Author: Sally Cabot Gunning
Release Date: 09/06/2016
Paperback: 384 pages
Publisher: William Morrow Paperbacks; Reprint edition (June 27, 2017)
From the critically acclaimed author of The Widow’s War comes a captivating work of literary historical fiction that explores the tenuous relationship between a brilliant and complex father and his devoted daughter—Thomas Jefferson and Martha Jefferson Randolph.
After the death of her beloved mother, Martha Jefferson spent five years abroad with her father, Thomas Jefferson, on his first diplomatic mission to France. Now, at seventeen, Jefferson’s bright, handsome eldest daughter is returning to the lush hills of the family’s beloved Virginia plantation, Monticello. While the large, beautiful estate is the same as she remembers, Martha has changed. The young girl that sailed to Europe is now a woman with a heart made heavy by a first love gone wrong.
The world around her has also become far more complicated than it once seemed. The doting father she idolized since childhood has begun to pull away. Moving back into political life, he has become distracted by the tumultuous fight for power and troubling new attachments. The home she adores depends on slavery, a practice Martha abhors. But Monticello is burdened by debt, and it cannot survive without the labor of her family’s slaves. The exotic distant cousin she is drawn to has a taste for dangerous passions, dark desires that will eventually compromise her own.
As her life becomes constrained by the demands of marriage, motherhood, politics, scandal, and her family’s increasing impoverishment, Martha yearns to find her way back to the gentle beauty and quiet happiness of the world she once knew at the top of her father’s “little mountain.”

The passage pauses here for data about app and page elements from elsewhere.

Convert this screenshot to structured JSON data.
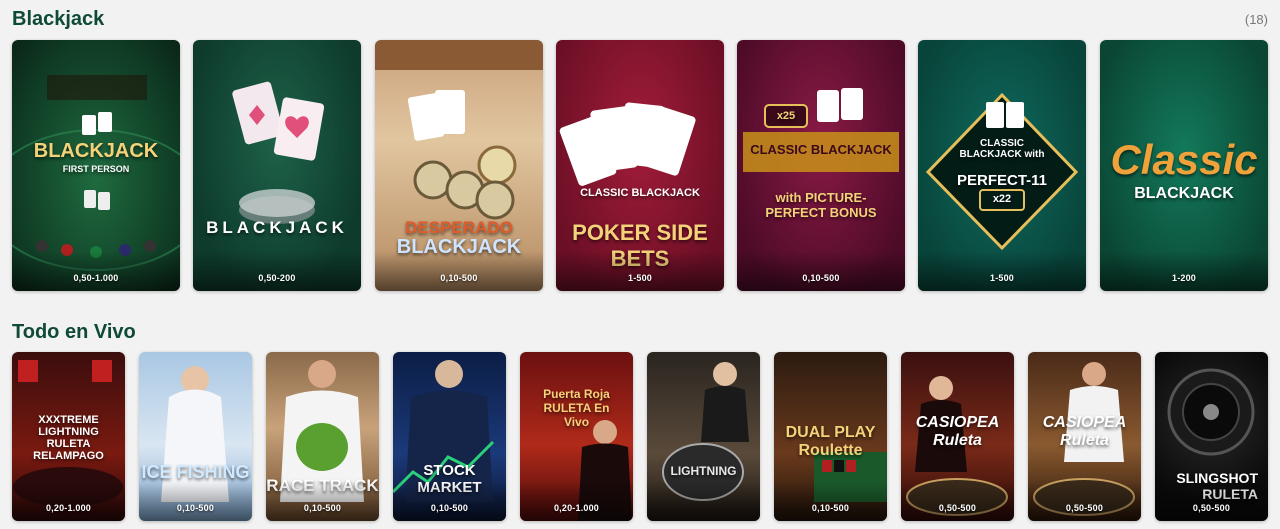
{
  "sections": {
    "blackjack": {
      "title": "Blackjack",
      "count": "(18)",
      "games": [
        {
          "logo_line1": "BLACKJACK",
          "logo_line2": "FIRST PERSON",
          "limit": "0,50-1.000"
        },
        {
          "logo_line1": "BLACKJACK",
          "logo_line2": "",
          "limit": "0,50-200"
        },
        {
          "logo_line1": "DESPERADO",
          "logo_line2": "BLACKJACK",
          "limit": "0,10-500"
        },
        {
          "logo_line1": "CLASSIC BLACKJACK",
          "logo_line2": "POKER SIDE BETS",
          "limit": "1-500"
        },
        {
          "logo_line1": "CLASSIC BLACKJACK",
          "logo_line2": "with PICTURE-PERFECT BONUS",
          "badge": "x25",
          "limit": "0,10-500"
        },
        {
          "logo_line1": "CLASSIC BLACKJACK with",
          "logo_line2": "PERFECT-11",
          "badge": "x22",
          "limit": "1-500"
        },
        {
          "logo_line1": "Classic",
          "logo_line2": "BLACKJACK",
          "limit": "1-200"
        }
      ]
    },
    "live": {
      "title": "Todo en Vivo",
      "games": [
        {
          "logo": "XXXTREME LIGHTNING RULETA RELAMPAGO",
          "limit": "0,20-1.000"
        },
        {
          "logo": "ICE FISHING",
          "limit": "0,10-500"
        },
        {
          "logo": "RACE TRACK",
          "limit": "0,10-500"
        },
        {
          "logo": "STOCK MARKET",
          "limit": "0,10-500"
        },
        {
          "logo": "Puerta Roja RULETA En Vivo",
          "limit": "0,20-1.000"
        },
        {
          "logo": "LIGHTNING",
          "limit": ""
        },
        {
          "logo": "DUAL PLAY Roulette",
          "limit": "0,10-500"
        },
        {
          "logo": "CASIOPEA Ruleta",
          "limit": "0,50-500"
        },
        {
          "logo": "CASIOPEA Ruleta",
          "limit": "0,50-500"
        },
        {
          "logo": "SLINGSHOT RULETA",
          "limit": "0,50-500"
        }
      ]
    }
  },
  "colors": {
    "title": "#0f4a35",
    "background": "#f2f2f2",
    "gold": "#f5d27a"
  }
}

Review: This was a slow going and at times difficult book to read but that doesn’t mean it wasn’t good. It took me far longer to read this book than it would have most books of this size but I still enjoyed the story. This was much different than the other books on Thomas Jefferson that I have read and I was impressed with the attention to detail that was included as well as how believable the fiction aspect was; I kept looking up events listed in the book, to find that they were historically correct.
The reason this was slow going and took me longer was that it didn’t have a lot of gripping or stimulating plot twists. This was a steady-paced historical novel with simple characters. The story flowed well, but without the resolution of problems that usually occurs within stories. It was filled with plenty of problems, but the solutions and resolutions were few. I understand that this reflects real life, and the life of the people represented, but it made for less compelling story.

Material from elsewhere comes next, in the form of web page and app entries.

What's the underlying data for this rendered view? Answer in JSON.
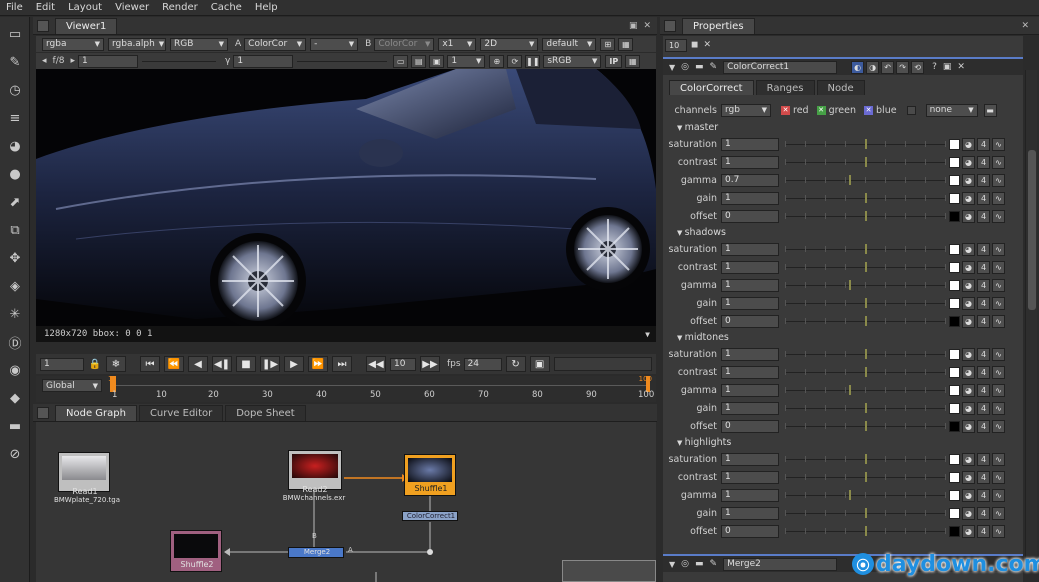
{
  "menubar": {
    "items": [
      "File",
      "Edit",
      "Layout",
      "Viewer",
      "Render",
      "Cache",
      "Help"
    ]
  },
  "viewer": {
    "tab": "Viewer1",
    "row1": {
      "channels": "rgba",
      "alpha": "rgba.alph",
      "display": "RGB",
      "a_label": "A",
      "a_input": "ColorCor",
      "a_op": "-",
      "b_label": "B",
      "b_input": "ColorCor",
      "zoom": "x1",
      "view": "2D",
      "lut": "default"
    },
    "row2": {
      "fstop": "f/8",
      "gain_value": "1",
      "gamma_label": "γ",
      "gamma_value": "1",
      "frame": "1",
      "colorspace": "sRGB",
      "ip_label": "IP"
    },
    "info": "1280x720 bbox: 0 0 1"
  },
  "transport": {
    "current_frame": "1",
    "step": "10",
    "fps_label": "fps",
    "fps_value": "24"
  },
  "timeline": {
    "range_mode": "Global",
    "ticks": [
      "1",
      "10",
      "20",
      "30",
      "40",
      "50",
      "60",
      "70",
      "80",
      "90",
      "100"
    ],
    "start": "1",
    "end": "100"
  },
  "nodegraph": {
    "tabs": [
      "Node Graph",
      "Curve Editor",
      "Dope Sheet"
    ],
    "nodes": [
      {
        "name": "Read1",
        "sub": "BMWplate_720.tga"
      },
      {
        "name": "Read2",
        "sub": "BMWchannels.exr"
      },
      {
        "name": "Shuffle1",
        "sub": ""
      },
      {
        "name": "ColorCorrect1",
        "sub": ""
      },
      {
        "name": "Shuffle2",
        "sub": ""
      },
      {
        "name": "Merge2",
        "sub": ""
      }
    ],
    "pipe_labels": {
      "b": "B",
      "a": "A"
    }
  },
  "properties": {
    "tab": "Properties",
    "max_panels": "10",
    "node_name": "ColorCorrect1",
    "subtabs": [
      "ColorCorrect",
      "Ranges",
      "Node"
    ],
    "channels_label": "channels",
    "channels_value": "rgb",
    "channel_flags": [
      "red",
      "green",
      "blue"
    ],
    "channel_extra": "none",
    "sections": [
      {
        "title": "master",
        "params": [
          {
            "label": "saturation",
            "value": "1"
          },
          {
            "label": "contrast",
            "value": "1"
          },
          {
            "label": "gamma",
            "value": "0.7"
          },
          {
            "label": "gain",
            "value": "1"
          },
          {
            "label": "offset",
            "value": "0"
          }
        ]
      },
      {
        "title": "shadows",
        "params": [
          {
            "label": "saturation",
            "value": "1"
          },
          {
            "label": "contrast",
            "value": "1"
          },
          {
            "label": "gamma",
            "value": "1"
          },
          {
            "label": "gain",
            "value": "1"
          },
          {
            "label": "offset",
            "value": "0"
          }
        ]
      },
      {
        "title": "midtones",
        "params": [
          {
            "label": "saturation",
            "value": "1"
          },
          {
            "label": "contrast",
            "value": "1"
          },
          {
            "label": "gamma",
            "value": "1"
          },
          {
            "label": "gain",
            "value": "1"
          },
          {
            "label": "offset",
            "value": "0"
          }
        ]
      },
      {
        "title": "highlights",
        "params": [
          {
            "label": "saturation",
            "value": "1"
          },
          {
            "label": "contrast",
            "value": "1"
          },
          {
            "label": "gamma",
            "value": "1"
          },
          {
            "label": "gain",
            "value": "1"
          },
          {
            "label": "offset",
            "value": "0"
          }
        ]
      }
    ],
    "animation_index": "4",
    "second_node": "Merge2"
  },
  "watermark": "daydown.com",
  "colors": {
    "accent": "#f08a1e",
    "shuffle_node": "#f0a020",
    "cc_node": "#8aa2c8",
    "merge_node": "#4a78c8",
    "read_node": "#bfbfbf",
    "red_flag": "#d24b4b",
    "green_flag": "#46a046",
    "blue_flag": "#6a6ad2",
    "watermark": "#1f8fe0"
  }
}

I was excited to read a story about Thomas Jefferson, but I actually found his character boring. The story was mainly told through the eyes of Martha, not really anything from Thomas Jefferson. I was disappointed that there wasn’t more about him in this book. He was present, but we didn’t really get his take on things. This was basically the story of Thomas Jefferson’s daughter, rather than of father and daughter, as the title proclaims.
Martha was likable most of the time, she really took care of business when the men were away, she was a strong, clear headed woman that would make any of us proud. She was able to successfully manage multiple households far better than her husband and was incredibly underestimated by him. I loved how she rose to almost every challenge and was not easily defeated.
Recommendation: I did enjoy the story, the plot was interesting and like I mentioned earlier, very historically accurate. I learned a great deal from this and found the story line of Thomas Jefferson and Sally fascinating, though it was difficult to see past Martha’s objections. Overall, I would recommend this story to anyone who enjoys historical fiction.
About Sally Cabot Gunning:
A lifelong resident of New England, Sally Cabot Gunning has immersed herself in its history from a young age. She is the author of the critically acclaimed Satucket Novels—The Widow’s War, Bound, and The Rebellion of Jane Clarke—and, writing as Sally Cabot, the equally acclaimed Benjamin Franklin’s Bastard. She lives in Brewster, Massachusetts, with her husband, Tom.
*I received an advanced copy of this book from the publisher. A positive review was not required. All opinions are my own.*